● **WORK ORDER**
Reproduce the records word for word, apart from the images they contain.

┄┄┄┄┄┄┄┄┄┄┄┄┄┄┄┄┄┄┄┄

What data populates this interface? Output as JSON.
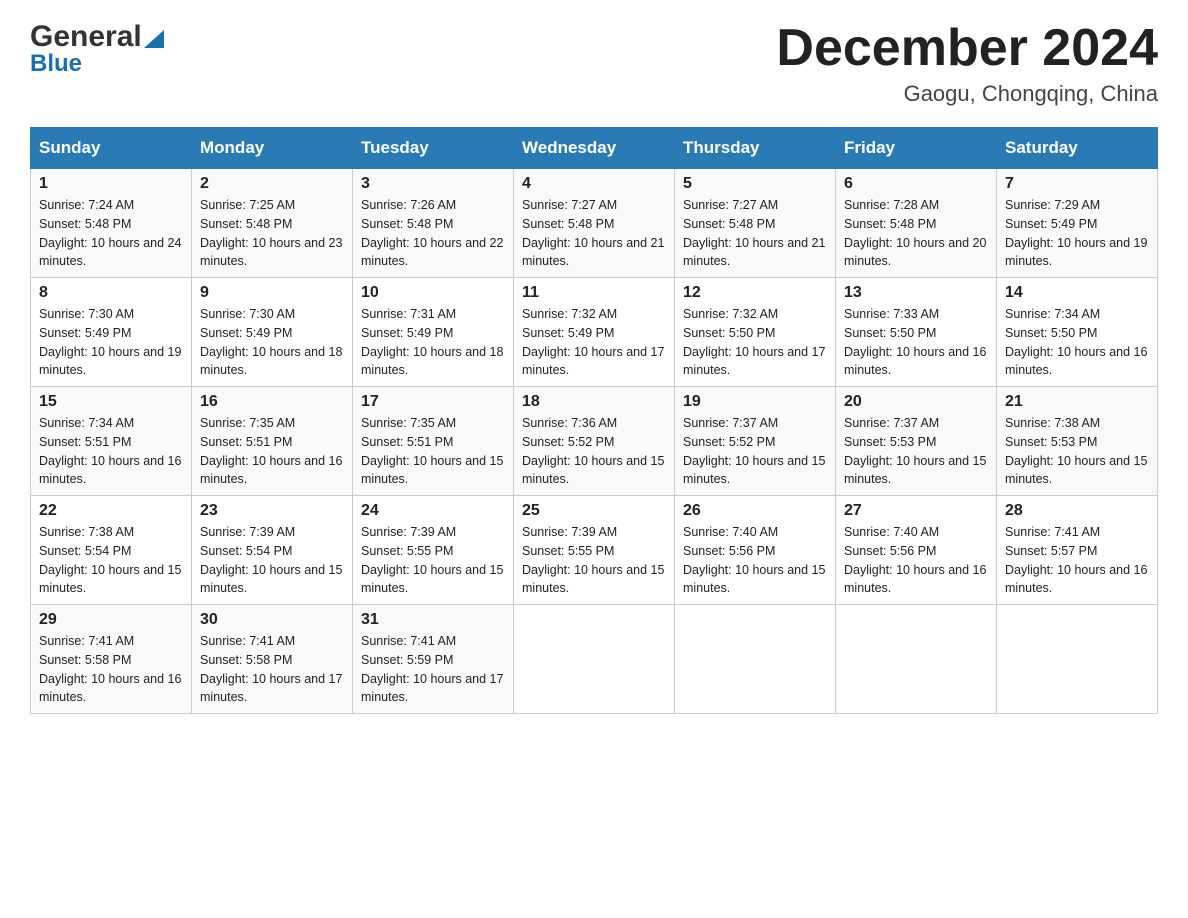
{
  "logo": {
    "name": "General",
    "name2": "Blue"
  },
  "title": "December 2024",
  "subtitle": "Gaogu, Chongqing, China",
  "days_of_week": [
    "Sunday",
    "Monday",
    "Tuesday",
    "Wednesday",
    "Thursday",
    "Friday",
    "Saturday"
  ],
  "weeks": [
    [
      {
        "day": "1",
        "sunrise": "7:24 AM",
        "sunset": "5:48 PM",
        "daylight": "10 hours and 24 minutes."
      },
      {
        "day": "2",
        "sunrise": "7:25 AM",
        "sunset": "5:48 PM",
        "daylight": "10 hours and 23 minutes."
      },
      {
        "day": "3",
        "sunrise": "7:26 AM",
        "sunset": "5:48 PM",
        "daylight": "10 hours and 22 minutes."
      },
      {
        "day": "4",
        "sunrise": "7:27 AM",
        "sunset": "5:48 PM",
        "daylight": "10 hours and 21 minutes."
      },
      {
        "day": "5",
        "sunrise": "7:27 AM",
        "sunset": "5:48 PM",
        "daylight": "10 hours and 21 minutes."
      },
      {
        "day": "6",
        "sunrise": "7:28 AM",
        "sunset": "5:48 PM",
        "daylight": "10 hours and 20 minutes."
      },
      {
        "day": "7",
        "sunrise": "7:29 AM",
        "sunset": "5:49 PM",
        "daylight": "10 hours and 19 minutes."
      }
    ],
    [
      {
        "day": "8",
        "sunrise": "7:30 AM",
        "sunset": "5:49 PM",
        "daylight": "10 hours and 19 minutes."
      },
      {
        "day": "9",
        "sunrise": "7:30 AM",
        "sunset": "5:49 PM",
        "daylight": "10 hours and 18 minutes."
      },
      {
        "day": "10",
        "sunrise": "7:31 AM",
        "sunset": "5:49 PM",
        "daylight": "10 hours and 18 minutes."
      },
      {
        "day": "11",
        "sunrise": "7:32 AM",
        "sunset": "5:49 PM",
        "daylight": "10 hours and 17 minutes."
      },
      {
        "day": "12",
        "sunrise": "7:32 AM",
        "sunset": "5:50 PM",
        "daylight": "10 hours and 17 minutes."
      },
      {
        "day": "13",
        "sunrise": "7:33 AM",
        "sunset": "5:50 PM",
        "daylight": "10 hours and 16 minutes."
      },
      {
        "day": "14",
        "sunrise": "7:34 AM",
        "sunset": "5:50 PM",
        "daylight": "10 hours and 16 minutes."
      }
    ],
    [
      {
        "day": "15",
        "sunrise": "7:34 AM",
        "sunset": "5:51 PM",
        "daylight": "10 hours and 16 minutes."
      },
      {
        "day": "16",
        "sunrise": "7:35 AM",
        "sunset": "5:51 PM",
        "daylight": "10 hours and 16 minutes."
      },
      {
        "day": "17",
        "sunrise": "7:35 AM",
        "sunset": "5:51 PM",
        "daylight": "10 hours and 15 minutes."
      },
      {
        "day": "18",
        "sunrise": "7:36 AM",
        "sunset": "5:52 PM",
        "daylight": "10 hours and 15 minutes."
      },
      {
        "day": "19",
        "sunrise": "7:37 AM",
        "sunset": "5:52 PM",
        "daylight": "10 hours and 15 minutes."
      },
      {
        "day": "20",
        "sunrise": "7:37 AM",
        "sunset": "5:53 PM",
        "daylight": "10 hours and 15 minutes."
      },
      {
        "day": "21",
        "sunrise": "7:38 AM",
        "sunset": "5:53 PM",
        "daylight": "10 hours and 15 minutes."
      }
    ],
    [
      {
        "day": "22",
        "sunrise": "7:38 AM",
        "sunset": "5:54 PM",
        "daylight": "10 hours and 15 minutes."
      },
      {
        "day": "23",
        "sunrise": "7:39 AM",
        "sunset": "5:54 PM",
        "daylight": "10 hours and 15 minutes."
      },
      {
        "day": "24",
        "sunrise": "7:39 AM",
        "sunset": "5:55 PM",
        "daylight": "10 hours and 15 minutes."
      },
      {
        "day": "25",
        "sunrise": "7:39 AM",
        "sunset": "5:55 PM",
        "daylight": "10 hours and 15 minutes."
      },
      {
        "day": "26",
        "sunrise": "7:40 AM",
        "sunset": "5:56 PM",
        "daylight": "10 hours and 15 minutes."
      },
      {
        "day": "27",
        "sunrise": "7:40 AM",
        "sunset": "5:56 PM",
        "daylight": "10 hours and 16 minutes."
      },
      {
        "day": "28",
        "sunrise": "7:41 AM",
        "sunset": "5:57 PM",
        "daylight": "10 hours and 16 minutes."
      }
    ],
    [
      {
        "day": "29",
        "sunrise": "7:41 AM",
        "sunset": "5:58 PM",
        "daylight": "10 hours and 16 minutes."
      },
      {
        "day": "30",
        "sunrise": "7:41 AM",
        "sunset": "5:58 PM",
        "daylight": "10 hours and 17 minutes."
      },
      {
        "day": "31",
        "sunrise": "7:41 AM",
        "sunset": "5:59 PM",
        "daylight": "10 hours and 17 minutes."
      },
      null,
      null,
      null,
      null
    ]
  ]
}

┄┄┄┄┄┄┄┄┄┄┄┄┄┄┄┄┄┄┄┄

● **PROBLEM SOLUTION**
What data populates this interface? Output as JSON.
{
  "logo": {
    "name": "General",
    "name2": "Blue"
  },
  "title": "December 2024",
  "subtitle": "Gaogu, Chongqing, China",
  "days_of_week": [
    "Sunday",
    "Monday",
    "Tuesday",
    "Wednesday",
    "Thursday",
    "Friday",
    "Saturday"
  ],
  "weeks": [
    [
      {
        "day": "1",
        "sunrise": "7:24 AM",
        "sunset": "5:48 PM",
        "daylight": "10 hours and 24 minutes."
      },
      {
        "day": "2",
        "sunrise": "7:25 AM",
        "sunset": "5:48 PM",
        "daylight": "10 hours and 23 minutes."
      },
      {
        "day": "3",
        "sunrise": "7:26 AM",
        "sunset": "5:48 PM",
        "daylight": "10 hours and 22 minutes."
      },
      {
        "day": "4",
        "sunrise": "7:27 AM",
        "sunset": "5:48 PM",
        "daylight": "10 hours and 21 minutes."
      },
      {
        "day": "5",
        "sunrise": "7:27 AM",
        "sunset": "5:48 PM",
        "daylight": "10 hours and 21 minutes."
      },
      {
        "day": "6",
        "sunrise": "7:28 AM",
        "sunset": "5:48 PM",
        "daylight": "10 hours and 20 minutes."
      },
      {
        "day": "7",
        "sunrise": "7:29 AM",
        "sunset": "5:49 PM",
        "daylight": "10 hours and 19 minutes."
      }
    ],
    [
      {
        "day": "8",
        "sunrise": "7:30 AM",
        "sunset": "5:49 PM",
        "daylight": "10 hours and 19 minutes."
      },
      {
        "day": "9",
        "sunrise": "7:30 AM",
        "sunset": "5:49 PM",
        "daylight": "10 hours and 18 minutes."
      },
      {
        "day": "10",
        "sunrise": "7:31 AM",
        "sunset": "5:49 PM",
        "daylight": "10 hours and 18 minutes."
      },
      {
        "day": "11",
        "sunrise": "7:32 AM",
        "sunset": "5:49 PM",
        "daylight": "10 hours and 17 minutes."
      },
      {
        "day": "12",
        "sunrise": "7:32 AM",
        "sunset": "5:50 PM",
        "daylight": "10 hours and 17 minutes."
      },
      {
        "day": "13",
        "sunrise": "7:33 AM",
        "sunset": "5:50 PM",
        "daylight": "10 hours and 16 minutes."
      },
      {
        "day": "14",
        "sunrise": "7:34 AM",
        "sunset": "5:50 PM",
        "daylight": "10 hours and 16 minutes."
      }
    ],
    [
      {
        "day": "15",
        "sunrise": "7:34 AM",
        "sunset": "5:51 PM",
        "daylight": "10 hours and 16 minutes."
      },
      {
        "day": "16",
        "sunrise": "7:35 AM",
        "sunset": "5:51 PM",
        "daylight": "10 hours and 16 minutes."
      },
      {
        "day": "17",
        "sunrise": "7:35 AM",
        "sunset": "5:51 PM",
        "daylight": "10 hours and 15 minutes."
      },
      {
        "day": "18",
        "sunrise": "7:36 AM",
        "sunset": "5:52 PM",
        "daylight": "10 hours and 15 minutes."
      },
      {
        "day": "19",
        "sunrise": "7:37 AM",
        "sunset": "5:52 PM",
        "daylight": "10 hours and 15 minutes."
      },
      {
        "day": "20",
        "sunrise": "7:37 AM",
        "sunset": "5:53 PM",
        "daylight": "10 hours and 15 minutes."
      },
      {
        "day": "21",
        "sunrise": "7:38 AM",
        "sunset": "5:53 PM",
        "daylight": "10 hours and 15 minutes."
      }
    ],
    [
      {
        "day": "22",
        "sunrise": "7:38 AM",
        "sunset": "5:54 PM",
        "daylight": "10 hours and 15 minutes."
      },
      {
        "day": "23",
        "sunrise": "7:39 AM",
        "sunset": "5:54 PM",
        "daylight": "10 hours and 15 minutes."
      },
      {
        "day": "24",
        "sunrise": "7:39 AM",
        "sunset": "5:55 PM",
        "daylight": "10 hours and 15 minutes."
      },
      {
        "day": "25",
        "sunrise": "7:39 AM",
        "sunset": "5:55 PM",
        "daylight": "10 hours and 15 minutes."
      },
      {
        "day": "26",
        "sunrise": "7:40 AM",
        "sunset": "5:56 PM",
        "daylight": "10 hours and 15 minutes."
      },
      {
        "day": "27",
        "sunrise": "7:40 AM",
        "sunset": "5:56 PM",
        "daylight": "10 hours and 16 minutes."
      },
      {
        "day": "28",
        "sunrise": "7:41 AM",
        "sunset": "5:57 PM",
        "daylight": "10 hours and 16 minutes."
      }
    ],
    [
      {
        "day": "29",
        "sunrise": "7:41 AM",
        "sunset": "5:58 PM",
        "daylight": "10 hours and 16 minutes."
      },
      {
        "day": "30",
        "sunrise": "7:41 AM",
        "sunset": "5:58 PM",
        "daylight": "10 hours and 17 minutes."
      },
      {
        "day": "31",
        "sunrise": "7:41 AM",
        "sunset": "5:59 PM",
        "daylight": "10 hours and 17 minutes."
      },
      null,
      null,
      null,
      null
    ]
  ]
}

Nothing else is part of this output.